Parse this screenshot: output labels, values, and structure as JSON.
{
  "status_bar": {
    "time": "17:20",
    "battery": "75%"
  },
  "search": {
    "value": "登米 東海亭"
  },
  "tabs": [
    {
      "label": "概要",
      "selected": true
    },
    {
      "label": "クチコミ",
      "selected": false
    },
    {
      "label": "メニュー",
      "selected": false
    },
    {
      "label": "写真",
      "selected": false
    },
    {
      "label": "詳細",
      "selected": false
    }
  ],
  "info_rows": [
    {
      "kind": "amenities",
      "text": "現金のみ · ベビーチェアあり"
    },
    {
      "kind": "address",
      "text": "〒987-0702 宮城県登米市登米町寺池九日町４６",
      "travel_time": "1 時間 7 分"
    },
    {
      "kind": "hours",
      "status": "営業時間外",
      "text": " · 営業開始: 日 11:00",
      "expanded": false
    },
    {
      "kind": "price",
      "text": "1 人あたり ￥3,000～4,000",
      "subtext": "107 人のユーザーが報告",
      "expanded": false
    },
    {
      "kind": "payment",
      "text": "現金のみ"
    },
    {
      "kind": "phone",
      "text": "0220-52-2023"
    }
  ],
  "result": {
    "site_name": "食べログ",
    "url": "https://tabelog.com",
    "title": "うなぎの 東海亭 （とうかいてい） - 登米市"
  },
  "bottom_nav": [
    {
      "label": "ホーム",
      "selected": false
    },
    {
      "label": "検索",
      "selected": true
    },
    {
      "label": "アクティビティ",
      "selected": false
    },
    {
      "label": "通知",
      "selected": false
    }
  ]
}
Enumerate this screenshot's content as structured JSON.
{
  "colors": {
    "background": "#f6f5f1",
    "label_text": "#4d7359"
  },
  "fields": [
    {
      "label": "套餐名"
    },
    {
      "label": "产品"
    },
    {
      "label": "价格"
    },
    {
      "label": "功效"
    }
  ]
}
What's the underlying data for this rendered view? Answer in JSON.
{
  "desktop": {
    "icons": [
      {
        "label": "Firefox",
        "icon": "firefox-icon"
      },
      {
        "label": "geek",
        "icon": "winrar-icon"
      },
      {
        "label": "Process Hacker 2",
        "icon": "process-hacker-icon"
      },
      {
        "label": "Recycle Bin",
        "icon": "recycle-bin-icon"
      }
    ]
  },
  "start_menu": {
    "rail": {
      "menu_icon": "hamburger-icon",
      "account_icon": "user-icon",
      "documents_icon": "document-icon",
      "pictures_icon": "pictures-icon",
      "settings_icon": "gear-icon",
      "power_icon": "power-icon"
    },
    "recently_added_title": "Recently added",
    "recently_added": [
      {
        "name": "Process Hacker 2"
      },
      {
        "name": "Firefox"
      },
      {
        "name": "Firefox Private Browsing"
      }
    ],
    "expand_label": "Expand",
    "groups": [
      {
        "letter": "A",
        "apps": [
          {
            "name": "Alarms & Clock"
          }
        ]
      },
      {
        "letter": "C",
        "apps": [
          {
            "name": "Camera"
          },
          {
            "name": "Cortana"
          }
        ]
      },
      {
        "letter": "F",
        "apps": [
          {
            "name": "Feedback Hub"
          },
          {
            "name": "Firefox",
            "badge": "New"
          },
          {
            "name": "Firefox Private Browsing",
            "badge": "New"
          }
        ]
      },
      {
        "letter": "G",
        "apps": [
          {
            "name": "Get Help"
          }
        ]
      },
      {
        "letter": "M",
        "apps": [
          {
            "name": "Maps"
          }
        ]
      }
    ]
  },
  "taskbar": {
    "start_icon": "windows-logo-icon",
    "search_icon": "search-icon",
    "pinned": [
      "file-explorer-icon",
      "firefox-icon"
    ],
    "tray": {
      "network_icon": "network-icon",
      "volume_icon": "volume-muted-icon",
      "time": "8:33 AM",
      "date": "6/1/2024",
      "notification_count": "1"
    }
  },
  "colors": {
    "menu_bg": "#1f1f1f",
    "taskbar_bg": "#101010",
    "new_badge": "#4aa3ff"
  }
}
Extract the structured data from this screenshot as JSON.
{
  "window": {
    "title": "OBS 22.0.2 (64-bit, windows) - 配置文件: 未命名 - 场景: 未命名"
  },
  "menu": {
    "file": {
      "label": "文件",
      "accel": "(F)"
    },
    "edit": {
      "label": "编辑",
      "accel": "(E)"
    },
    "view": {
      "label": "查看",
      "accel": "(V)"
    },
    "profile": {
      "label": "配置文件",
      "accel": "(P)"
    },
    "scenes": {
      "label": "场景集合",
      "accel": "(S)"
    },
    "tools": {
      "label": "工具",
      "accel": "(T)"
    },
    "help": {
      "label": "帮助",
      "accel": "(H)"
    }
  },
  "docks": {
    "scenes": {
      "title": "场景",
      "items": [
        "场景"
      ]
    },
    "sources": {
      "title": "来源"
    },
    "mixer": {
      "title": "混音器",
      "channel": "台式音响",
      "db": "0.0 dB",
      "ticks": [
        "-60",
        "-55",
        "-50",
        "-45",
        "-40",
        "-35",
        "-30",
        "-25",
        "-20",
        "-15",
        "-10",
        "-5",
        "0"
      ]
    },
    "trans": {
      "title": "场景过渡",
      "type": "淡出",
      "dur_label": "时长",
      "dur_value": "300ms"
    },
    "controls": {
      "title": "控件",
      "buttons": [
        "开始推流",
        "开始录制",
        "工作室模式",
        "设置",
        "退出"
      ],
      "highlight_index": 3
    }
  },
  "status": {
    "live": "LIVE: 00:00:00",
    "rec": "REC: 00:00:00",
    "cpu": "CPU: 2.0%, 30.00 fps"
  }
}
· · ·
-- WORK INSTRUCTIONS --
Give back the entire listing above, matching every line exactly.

-- SOLUTION TO THIS PROBLEM --
Parse this screenshot: output labels, values, and structure as JSON.
{
  "status_bar": {
    "time": "17:20",
    "battery": "75%"
  },
  "search": {
    "value": "登米 東海亭"
  },
  "tabs": [
    {
      "label": "概要",
      "selected": true
    },
    {
      "label": "クチコミ",
      "selected": false
    },
    {
      "label": "メニュー",
      "selected": false
    },
    {
      "label": "写真",
      "selected": false
    },
    {
      "label": "詳細",
      "selected": false
    }
  ],
  "info_rows": [
    {
      "kind": "amenities",
      "text": "現金のみ · ベビーチェアあり"
    },
    {
      "kind": "address",
      "text": "〒987-0702 宮城県登米市登米町寺池九日町４６",
      "travel_time": "1 時間 7 分"
    },
    {
      "kind": "hours",
      "status": "営業時間外",
      "text": " · 営業開始: 日 11:00",
      "expanded": false
    },
    {
      "kind": "price",
      "text": "1 人あたり ￥3,000～4,000",
      "subtext": "107 人のユーザーが報告",
      "expanded": false
    },
    {
      "kind": "payment",
      "text": "現金のみ"
    },
    {
      "kind": "phone",
      "text": "0220-52-2023"
    }
  ],
  "result": {
    "site_name": "食べログ",
    "url": "https://tabelog.com",
    "title": "うなぎの 東海亭 （とうかいてい） - 登米市"
  },
  "bottom_nav": [
    {
      "label": "ホーム",
      "selected": false
    },
    {
      "label": "検索",
      "selected": true
    },
    {
      "label": "アクティビティ",
      "selected": false
    },
    {
      "label": "通知",
      "selected": false
    }
  ]
}
Enumerate this screenshot's content as structured JSON.
{
  "colors": {
    "background": "#f6f5f1",
    "label_text": "#4d7359"
  },
  "fields": [
    {
      "label": "套餐名"
    },
    {
      "label": "产品"
    },
    {
      "label": "价格"
    },
    {
      "label": "功效"
    }
  ]
}
What's the underlying data for this rendered view? Answer in JSON.
{
  "desktop": {
    "icons": [
      {
        "label": "Firefox",
        "icon": "firefox-icon"
      },
      {
        "label": "geek",
        "icon": "winrar-icon"
      },
      {
        "label": "Process Hacker 2",
        "icon": "process-hacker-icon"
      },
      {
        "label": "Recycle Bin",
        "icon": "recycle-bin-icon"
      }
    ]
  },
  "start_menu": {
    "rail": {
      "menu_icon": "hamburger-icon",
      "account_icon": "user-icon",
      "documents_icon": "document-icon",
      "pictures_icon": "pictures-icon",
      "settings_icon": "gear-icon",
      "power_icon": "power-icon"
    },
    "recently_added_title": "Recently added",
    "recently_added": [
      {
        "name": "Process Hacker 2"
      },
      {
        "name": "Firefox"
      },
      {
        "name": "Firefox Private Browsing"
      }
    ],
    "expand_label": "Expand",
    "groups": [
      {
        "letter": "A",
        "apps": [
          {
            "name": "Alarms & Clock"
          }
        ]
      },
      {
        "letter": "C",
        "apps": [
          {
            "name": "Camera"
          },
          {
            "name": "Cortana"
          }
        ]
      },
      {
        "letter": "F",
        "apps": [
          {
            "name": "Feedback Hub"
          },
          {
            "name": "Firefox",
            "badge": "New"
          },
          {
            "name": "Firefox Private Browsing",
            "badge": "New"
          }
        ]
      },
      {
        "letter": "G",
        "apps": [
          {
            "name": "Get Help"
          }
        ]
      },
      {
        "letter": "M",
        "apps": [
          {
            "name": "Maps"
          }
        ]
      }
    ]
  },
  "taskbar": {
    "start_icon": "windows-logo-icon",
    "search_icon": "search-icon",
    "pinned": [
      "file-explorer-icon",
      "firefox-icon"
    ],
    "tray": {
      "network_icon": "network-icon",
      "volume_icon": "volume-muted-icon",
      "time": "8:33 AM",
      "date": "6/1/2024",
      "notification_count": "1"
    }
  },
  "colors": {
    "menu_bg": "#1f1f1f",
    "taskbar_bg": "#101010",
    "new_badge": "#4aa3ff"
  }
}
Extract the structured data from this screenshot as JSON.
{
  "window": {
    "title": "OBS 22.0.2 (64-bit, windows) - 配置文件: 未命名 - 场景: 未命名"
  },
  "menu": {
    "file": {
      "label": "文件",
      "accel": "(F)"
    },
    "edit": {
      "label": "编辑",
      "accel": "(E)"
    },
    "view": {
      "label": "查看",
      "accel": "(V)"
    },
    "profile": {
      "label": "配置文件",
      "accel": "(P)"
    },
    "scenes": {
      "label": "场景集合",
      "accel": "(S)"
    },
    "tools": {
      "label": "工具",
      "accel": "(T)"
    },
    "help": {
      "label": "帮助",
      "accel": "(H)"
    }
  },
  "docks": {
    "scenes": {
      "title": "场景",
      "items": [
        "场景"
      ]
    },
    "sources": {
      "title": "来源"
    },
    "mixer": {
      "title": "混音器",
      "channel": "台式音响",
      "db": "0.0 dB",
      "ticks": [
        "-60",
        "-55",
        "-50",
        "-45",
        "-40",
        "-35",
        "-30",
        "-25",
        "-20",
        "-15",
        "-10",
        "-5",
        "0"
      ]
    },
    "trans": {
      "title": "场景过渡",
      "type": "淡出",
      "dur_label": "时长",
      "dur_value": "300ms"
    },
    "controls": {
      "title": "控件",
      "buttons": [
        "开始推流",
        "开始录制",
        "工作室模式",
        "设置",
        "退出"
      ],
      "highlight_index": 3
    }
  },
  "status": {
    "live": "LIVE: 00:00:00",
    "rec": "REC: 00:00:00",
    "cpu": "CPU: 2.0%, 30.00 fps"
  }
}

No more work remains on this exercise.